======== PROVIDED RECORDS ========

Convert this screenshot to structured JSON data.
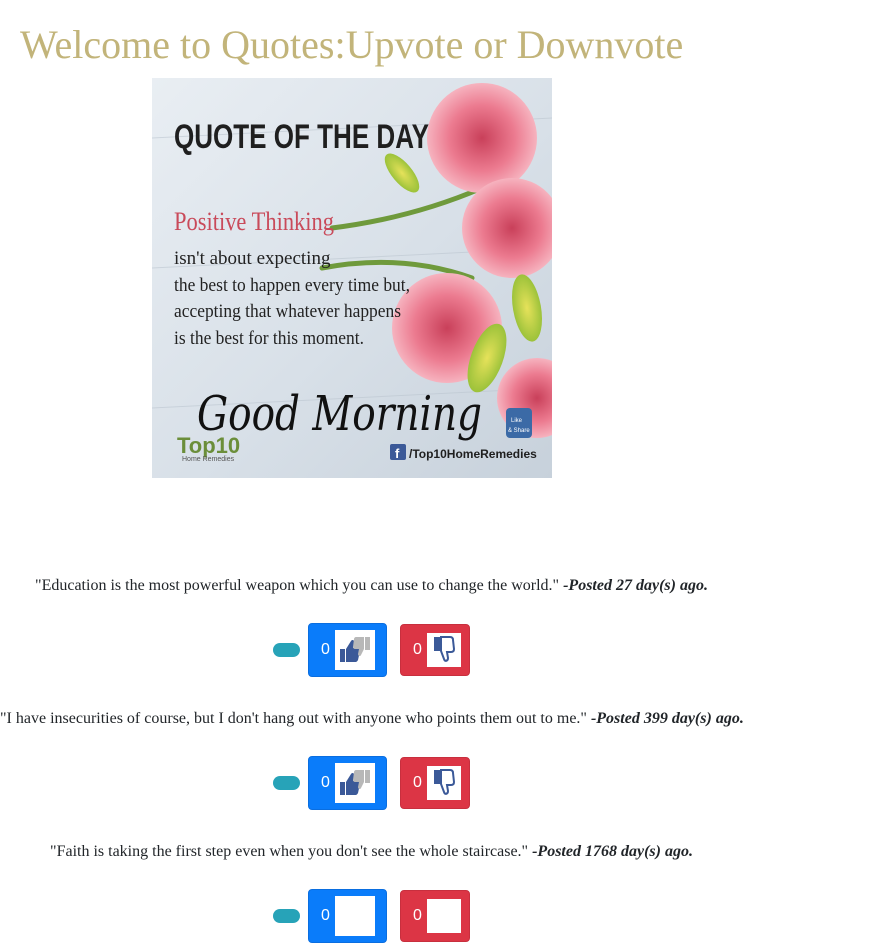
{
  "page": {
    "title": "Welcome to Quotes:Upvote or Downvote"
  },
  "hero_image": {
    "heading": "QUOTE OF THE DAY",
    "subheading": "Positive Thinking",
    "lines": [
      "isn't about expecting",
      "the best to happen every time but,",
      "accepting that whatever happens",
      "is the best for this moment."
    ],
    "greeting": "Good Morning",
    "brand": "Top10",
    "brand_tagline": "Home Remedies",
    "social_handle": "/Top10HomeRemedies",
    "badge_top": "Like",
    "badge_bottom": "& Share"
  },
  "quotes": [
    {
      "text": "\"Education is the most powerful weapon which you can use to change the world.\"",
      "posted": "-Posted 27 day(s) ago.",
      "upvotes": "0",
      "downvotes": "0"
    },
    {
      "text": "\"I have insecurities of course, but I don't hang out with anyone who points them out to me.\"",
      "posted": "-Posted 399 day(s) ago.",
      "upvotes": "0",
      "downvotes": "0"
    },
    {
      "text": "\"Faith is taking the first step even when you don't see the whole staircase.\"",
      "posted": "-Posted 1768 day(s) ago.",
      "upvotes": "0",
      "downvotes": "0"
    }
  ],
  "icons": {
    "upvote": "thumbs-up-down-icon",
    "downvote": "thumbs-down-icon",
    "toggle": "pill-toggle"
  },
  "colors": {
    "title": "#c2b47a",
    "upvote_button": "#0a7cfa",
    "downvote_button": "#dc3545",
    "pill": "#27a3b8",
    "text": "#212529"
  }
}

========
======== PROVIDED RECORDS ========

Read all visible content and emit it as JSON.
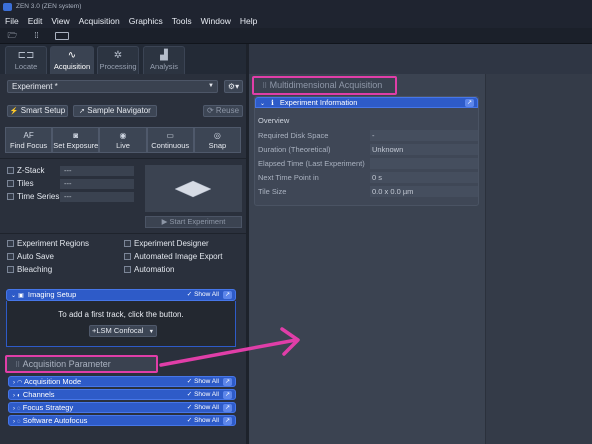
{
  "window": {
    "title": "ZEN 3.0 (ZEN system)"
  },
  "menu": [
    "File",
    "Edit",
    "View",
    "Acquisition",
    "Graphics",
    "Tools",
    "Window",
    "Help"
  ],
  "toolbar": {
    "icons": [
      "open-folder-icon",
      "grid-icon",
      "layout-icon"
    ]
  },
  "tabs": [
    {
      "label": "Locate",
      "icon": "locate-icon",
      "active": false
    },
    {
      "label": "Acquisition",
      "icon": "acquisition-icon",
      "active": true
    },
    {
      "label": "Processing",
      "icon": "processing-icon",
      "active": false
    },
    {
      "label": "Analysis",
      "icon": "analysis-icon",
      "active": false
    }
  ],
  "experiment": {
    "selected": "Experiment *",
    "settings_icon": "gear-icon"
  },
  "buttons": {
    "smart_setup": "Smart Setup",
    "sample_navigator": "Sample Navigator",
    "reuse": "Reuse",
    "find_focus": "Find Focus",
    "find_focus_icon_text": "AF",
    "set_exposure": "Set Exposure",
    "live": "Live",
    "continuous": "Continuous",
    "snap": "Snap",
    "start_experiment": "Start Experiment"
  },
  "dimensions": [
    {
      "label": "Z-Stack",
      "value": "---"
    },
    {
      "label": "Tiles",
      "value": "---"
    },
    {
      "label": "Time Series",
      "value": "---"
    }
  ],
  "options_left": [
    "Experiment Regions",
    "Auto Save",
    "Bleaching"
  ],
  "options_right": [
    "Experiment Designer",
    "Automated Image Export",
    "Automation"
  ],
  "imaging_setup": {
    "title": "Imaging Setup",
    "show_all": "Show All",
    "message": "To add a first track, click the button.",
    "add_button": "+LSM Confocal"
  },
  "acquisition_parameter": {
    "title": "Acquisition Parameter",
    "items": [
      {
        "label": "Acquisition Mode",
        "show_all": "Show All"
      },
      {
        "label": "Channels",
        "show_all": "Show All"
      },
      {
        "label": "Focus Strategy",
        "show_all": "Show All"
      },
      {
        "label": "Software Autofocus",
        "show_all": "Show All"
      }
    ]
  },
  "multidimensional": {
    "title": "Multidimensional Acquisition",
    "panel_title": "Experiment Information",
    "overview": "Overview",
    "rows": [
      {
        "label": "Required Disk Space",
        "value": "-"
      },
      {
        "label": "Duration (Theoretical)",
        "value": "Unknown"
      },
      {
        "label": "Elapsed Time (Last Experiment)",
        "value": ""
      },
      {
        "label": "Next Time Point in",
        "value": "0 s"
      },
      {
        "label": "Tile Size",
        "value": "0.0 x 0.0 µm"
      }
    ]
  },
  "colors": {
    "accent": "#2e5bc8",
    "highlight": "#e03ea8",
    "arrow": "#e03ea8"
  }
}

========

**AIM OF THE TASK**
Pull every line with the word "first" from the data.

**YOUR SOLUTION**
      "text": "\"Faith is taking the first step even when you don't see the whole staircase.\"",
    "message": "To add a first track, click the button.",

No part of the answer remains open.